Witticisms by Dude

Julianne Fretz, BA
autismMatch Research Assistant
Center for Autism Research

When you hear people talk about autism spectrum disorders (ASD), the focus tends to be on what children and adults with ASD cannot do.

As the older sibling of a brother (nicknamed Dude) diagnosed with PDD-NOS, I am acutely aware of the things that are challenging for him. However, instead of focusing on the issues with elopement, functional speech, self-care, etc., I choose to focus on the many awesome things about him.

Over the years, I have learned that the way you approach an autism diagnosis, or anything in your life, is your choice. You can make the decision to focus on the negative or the positive. All you have to do is choose.

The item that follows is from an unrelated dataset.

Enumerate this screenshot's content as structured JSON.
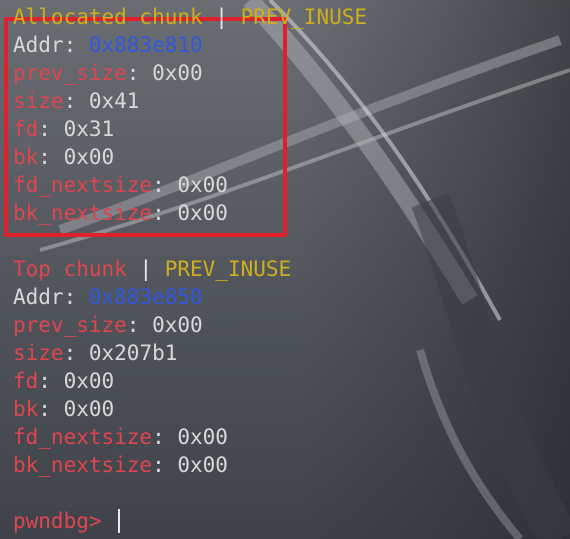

I am not traditionally known for being an optimistic thinker. Dude has brought that out in me, especially over the last few years.

Little things he says or does always put a smile on my face. I consider every one of them a small victory; a sign of both the humor and intellect that lives within him that mainstream society is prone to overlook and/or question. This is why I started keeping track of these moments on my personal blog. There I write down moments big and small so that Dude’s extensive support network can smile, laugh, grow, and learn with him.

My hope for the CAR community is that you never downplay the small victories in your and your children’s lives. It is so easy to be bogged down in the world of “cannot.” The difficult path is choosing and celebrating the world of “can.”

Please enjoy one of Dude’s many witticisms.

Back story #1
Dude has been doing therapeutic horseback riding for 4 or 5 years now. He LOVES it. There are three commands that he uses with the horses:

Whoa = Stop
Walk on = Go
Trot = Trot

Dude-ism #21
Last night, Dude and Mom were driving back from his music class. The light turned green, but Mom was distracted and didn’t accelerate immediately. Mom heard Dude mumble something from the passenger seat.

“What did you say?” asked Mom.

“Walk on,” Dude replied.

1 comment:

  1. I am considering therapeutic horseback riding for my 11 year old son who was diagnosed at CHOP at 4 years old with ADHD/PDD-NOS and was wondering if it is effective, what a great story thanks for sharing! I am trying to look for socialization skills programs for him right now.

    Kristine Blakely